A way to embrace uncertainty
I spent the weekend at the annual Wisdom 2.0 Conference, which looks at the role of mindfulness in the digital age.
One of the most powerful sessions I attended was a breakout on discomfort as a path to innovation. Facilitator J. Miakoda Taylor had us each identify an issue at the edge of our comfort zone. Then, working in pairs, we asked questions of ourselves and each other using the following process:
- Notice and name a physical sensation. (This gets us grounded, and out of our habitual mental grooves. Any sensation will work—mine was a chill in my back.)
- Ask a question out loud about the challenging issue we’d selected, and resist the urge to answer it—just ask without the expectation of an answer.
- Give the other person a turn to ask a question about the same issue, again without answering.
- Feel the impact of the other person’s words.
- Continue taking turns asking a question, each time tuning in to a physical sensation before speaking.
The issue I chose had to do with a complex project I’ve taken on that involves developing new skills. Some surprising and provocative questions bubbled up as I worked with my partner, such as “How does the team want to transform?”

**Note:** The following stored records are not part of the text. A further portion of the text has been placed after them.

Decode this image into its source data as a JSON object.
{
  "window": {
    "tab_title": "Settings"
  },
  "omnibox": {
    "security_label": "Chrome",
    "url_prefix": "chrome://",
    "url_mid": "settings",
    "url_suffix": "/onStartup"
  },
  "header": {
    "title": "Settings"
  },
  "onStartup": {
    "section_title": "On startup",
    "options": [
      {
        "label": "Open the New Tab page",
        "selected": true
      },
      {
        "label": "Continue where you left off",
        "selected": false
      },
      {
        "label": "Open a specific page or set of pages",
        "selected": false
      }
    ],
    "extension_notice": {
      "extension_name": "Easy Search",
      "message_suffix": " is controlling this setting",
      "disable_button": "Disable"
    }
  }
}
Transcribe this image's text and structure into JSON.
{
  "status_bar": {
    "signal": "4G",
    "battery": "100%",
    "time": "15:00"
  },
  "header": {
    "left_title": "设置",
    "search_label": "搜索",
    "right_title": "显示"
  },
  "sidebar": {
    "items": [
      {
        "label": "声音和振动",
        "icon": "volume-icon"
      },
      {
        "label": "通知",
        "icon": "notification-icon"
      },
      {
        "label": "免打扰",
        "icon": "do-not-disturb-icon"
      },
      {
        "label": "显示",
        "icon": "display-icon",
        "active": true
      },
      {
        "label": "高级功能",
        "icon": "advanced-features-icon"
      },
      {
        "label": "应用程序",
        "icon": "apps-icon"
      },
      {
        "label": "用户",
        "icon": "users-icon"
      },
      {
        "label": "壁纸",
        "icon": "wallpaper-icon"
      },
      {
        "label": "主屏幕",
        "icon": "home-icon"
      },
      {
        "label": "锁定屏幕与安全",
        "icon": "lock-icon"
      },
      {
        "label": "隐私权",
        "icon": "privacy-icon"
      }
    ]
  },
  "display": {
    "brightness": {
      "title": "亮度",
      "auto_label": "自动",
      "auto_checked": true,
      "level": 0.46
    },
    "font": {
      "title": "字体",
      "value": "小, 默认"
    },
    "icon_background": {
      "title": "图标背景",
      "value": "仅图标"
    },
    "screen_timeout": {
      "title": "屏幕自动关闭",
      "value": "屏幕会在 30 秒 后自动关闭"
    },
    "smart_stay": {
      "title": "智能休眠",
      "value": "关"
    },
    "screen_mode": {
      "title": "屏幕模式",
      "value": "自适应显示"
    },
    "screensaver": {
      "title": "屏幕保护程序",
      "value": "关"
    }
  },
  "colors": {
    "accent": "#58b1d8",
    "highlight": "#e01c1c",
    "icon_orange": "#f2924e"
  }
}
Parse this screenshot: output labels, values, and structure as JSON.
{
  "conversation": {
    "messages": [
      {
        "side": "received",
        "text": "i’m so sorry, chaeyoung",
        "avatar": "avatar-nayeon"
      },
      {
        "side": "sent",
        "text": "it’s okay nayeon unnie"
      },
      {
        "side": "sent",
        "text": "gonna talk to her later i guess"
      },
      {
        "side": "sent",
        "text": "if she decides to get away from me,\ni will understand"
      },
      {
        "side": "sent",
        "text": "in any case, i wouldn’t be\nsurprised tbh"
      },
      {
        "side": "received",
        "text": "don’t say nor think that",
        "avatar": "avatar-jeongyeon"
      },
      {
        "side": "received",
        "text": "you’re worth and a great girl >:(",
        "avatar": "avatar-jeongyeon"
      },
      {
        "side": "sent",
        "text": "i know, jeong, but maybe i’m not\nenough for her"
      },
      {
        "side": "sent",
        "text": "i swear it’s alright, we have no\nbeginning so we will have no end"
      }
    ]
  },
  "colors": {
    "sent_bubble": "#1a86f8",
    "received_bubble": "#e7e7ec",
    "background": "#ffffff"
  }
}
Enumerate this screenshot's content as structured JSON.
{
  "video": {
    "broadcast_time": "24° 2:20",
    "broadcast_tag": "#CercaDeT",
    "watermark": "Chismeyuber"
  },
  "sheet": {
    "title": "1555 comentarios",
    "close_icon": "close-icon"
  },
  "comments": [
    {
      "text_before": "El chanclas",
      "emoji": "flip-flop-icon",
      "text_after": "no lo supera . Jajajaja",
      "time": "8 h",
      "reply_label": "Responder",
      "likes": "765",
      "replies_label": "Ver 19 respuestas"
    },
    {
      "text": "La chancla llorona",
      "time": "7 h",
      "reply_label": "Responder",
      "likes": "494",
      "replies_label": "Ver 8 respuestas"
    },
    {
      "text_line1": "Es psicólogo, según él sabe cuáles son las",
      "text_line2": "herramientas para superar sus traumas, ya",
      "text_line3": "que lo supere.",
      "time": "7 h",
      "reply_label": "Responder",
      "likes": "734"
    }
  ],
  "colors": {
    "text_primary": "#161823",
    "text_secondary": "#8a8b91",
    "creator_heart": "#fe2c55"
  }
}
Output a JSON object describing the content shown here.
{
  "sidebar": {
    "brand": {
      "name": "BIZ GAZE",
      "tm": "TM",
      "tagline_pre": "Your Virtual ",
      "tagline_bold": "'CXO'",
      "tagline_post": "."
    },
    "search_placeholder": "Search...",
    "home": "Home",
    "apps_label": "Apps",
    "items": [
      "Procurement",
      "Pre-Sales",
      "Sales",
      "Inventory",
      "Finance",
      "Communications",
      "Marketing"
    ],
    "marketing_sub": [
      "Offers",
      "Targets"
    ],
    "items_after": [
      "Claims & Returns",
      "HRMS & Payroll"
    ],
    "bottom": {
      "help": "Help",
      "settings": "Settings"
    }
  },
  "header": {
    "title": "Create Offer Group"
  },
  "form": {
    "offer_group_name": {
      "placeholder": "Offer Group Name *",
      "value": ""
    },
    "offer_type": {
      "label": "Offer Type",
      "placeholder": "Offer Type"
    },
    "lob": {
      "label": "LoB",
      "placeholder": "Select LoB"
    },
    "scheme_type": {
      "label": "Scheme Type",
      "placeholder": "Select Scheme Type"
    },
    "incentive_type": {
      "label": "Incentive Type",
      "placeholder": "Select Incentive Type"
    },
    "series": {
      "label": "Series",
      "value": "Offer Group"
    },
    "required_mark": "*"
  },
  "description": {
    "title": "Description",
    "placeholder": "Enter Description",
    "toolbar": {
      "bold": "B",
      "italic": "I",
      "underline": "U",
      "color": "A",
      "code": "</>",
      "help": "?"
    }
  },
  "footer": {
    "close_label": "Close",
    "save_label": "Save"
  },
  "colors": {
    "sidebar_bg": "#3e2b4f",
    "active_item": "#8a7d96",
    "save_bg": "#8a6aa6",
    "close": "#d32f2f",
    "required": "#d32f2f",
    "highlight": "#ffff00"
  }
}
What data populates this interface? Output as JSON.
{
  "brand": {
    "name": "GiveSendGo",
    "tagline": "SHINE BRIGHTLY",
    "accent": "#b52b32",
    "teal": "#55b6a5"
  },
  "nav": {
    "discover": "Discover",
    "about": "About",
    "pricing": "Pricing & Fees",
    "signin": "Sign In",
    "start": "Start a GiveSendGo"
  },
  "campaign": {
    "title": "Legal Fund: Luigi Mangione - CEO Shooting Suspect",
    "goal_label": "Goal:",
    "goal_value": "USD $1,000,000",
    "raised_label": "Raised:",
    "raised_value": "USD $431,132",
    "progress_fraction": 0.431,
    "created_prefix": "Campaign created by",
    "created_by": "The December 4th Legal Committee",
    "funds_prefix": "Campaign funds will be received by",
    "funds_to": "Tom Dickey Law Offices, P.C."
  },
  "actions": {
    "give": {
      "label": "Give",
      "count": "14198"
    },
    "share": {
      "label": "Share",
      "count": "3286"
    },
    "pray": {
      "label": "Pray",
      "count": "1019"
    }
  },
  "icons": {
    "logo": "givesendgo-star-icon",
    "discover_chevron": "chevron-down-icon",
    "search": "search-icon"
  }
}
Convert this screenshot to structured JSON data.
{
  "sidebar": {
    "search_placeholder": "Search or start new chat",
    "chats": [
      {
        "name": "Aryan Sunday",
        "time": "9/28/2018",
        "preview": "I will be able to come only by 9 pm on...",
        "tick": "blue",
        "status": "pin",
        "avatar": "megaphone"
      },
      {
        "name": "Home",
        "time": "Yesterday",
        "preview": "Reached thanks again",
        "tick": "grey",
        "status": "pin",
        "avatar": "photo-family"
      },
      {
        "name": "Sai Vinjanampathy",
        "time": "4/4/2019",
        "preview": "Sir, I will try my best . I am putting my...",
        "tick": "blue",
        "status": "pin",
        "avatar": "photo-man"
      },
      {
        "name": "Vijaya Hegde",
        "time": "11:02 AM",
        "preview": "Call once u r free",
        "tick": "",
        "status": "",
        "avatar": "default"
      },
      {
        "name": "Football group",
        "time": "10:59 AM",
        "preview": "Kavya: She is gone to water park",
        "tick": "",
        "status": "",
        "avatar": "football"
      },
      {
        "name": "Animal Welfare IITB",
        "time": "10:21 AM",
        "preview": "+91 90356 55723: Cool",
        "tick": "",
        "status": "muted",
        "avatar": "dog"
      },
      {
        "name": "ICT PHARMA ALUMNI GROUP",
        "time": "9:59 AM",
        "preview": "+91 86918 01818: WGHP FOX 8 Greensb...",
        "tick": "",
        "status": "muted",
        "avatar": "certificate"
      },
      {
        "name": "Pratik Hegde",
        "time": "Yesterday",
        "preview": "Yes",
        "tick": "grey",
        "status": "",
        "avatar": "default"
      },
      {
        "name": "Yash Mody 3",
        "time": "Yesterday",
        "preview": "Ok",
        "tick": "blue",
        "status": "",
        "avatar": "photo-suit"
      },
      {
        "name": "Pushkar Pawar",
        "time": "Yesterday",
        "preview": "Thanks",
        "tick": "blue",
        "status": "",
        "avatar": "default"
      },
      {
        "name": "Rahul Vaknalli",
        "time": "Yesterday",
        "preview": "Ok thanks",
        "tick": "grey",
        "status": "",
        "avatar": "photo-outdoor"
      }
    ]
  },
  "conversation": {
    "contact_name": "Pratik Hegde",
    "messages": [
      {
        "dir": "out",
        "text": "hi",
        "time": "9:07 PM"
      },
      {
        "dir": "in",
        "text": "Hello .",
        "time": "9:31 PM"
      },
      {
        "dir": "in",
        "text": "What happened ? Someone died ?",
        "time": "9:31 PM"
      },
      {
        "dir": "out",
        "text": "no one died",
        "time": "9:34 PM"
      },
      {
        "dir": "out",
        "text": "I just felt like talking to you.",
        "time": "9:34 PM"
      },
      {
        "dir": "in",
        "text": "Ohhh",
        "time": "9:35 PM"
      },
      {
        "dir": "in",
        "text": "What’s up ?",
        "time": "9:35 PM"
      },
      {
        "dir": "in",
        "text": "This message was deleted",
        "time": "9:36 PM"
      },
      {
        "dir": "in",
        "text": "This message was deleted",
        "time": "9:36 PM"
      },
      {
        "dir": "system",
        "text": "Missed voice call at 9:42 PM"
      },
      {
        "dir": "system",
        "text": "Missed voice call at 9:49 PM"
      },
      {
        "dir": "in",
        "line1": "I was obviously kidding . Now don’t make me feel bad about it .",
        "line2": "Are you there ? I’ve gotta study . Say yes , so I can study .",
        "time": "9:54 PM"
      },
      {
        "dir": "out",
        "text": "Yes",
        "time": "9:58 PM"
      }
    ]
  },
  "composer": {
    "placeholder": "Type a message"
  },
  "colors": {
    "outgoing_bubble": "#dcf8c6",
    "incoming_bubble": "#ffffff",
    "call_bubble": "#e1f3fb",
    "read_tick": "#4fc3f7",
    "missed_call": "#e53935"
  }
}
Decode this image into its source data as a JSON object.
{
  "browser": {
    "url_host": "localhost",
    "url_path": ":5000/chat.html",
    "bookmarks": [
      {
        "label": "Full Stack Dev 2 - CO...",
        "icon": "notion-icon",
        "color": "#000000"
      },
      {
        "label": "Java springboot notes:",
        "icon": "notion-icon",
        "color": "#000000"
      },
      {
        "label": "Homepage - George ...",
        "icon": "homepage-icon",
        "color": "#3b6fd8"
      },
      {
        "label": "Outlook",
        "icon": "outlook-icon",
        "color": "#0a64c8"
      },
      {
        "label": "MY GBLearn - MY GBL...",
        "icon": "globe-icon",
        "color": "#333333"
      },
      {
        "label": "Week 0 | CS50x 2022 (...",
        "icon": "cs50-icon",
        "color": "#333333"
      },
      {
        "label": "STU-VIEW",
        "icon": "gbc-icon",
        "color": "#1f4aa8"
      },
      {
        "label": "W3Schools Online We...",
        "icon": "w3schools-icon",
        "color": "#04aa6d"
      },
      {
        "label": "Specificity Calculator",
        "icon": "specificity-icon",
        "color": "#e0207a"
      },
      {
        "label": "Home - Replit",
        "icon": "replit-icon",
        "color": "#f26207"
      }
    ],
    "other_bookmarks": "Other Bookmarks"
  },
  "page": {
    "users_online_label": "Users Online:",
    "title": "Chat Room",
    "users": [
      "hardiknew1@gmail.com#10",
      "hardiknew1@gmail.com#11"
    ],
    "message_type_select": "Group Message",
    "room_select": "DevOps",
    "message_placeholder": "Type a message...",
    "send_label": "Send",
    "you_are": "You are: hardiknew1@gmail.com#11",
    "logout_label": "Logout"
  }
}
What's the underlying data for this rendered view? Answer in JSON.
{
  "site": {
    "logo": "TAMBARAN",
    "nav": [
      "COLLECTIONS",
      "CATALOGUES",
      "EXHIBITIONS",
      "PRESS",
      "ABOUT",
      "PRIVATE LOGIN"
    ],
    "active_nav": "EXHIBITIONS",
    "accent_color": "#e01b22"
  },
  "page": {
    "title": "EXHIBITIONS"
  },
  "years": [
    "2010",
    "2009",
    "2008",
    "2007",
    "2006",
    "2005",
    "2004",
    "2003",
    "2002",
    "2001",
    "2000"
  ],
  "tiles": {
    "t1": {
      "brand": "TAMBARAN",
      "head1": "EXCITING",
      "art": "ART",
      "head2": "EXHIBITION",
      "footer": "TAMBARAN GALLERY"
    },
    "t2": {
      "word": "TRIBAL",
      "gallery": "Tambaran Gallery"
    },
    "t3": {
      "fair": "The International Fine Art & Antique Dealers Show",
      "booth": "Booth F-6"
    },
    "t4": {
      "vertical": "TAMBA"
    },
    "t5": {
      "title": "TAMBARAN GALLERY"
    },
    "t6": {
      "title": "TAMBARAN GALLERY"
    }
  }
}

Freed of the pressure to problem-solve, I could let those questions reverberate, inviting me to explore more deeply. I got the sense that continuing to ask questions, rather than provide answers, might be one of the most helpful contributions I can make in this new role.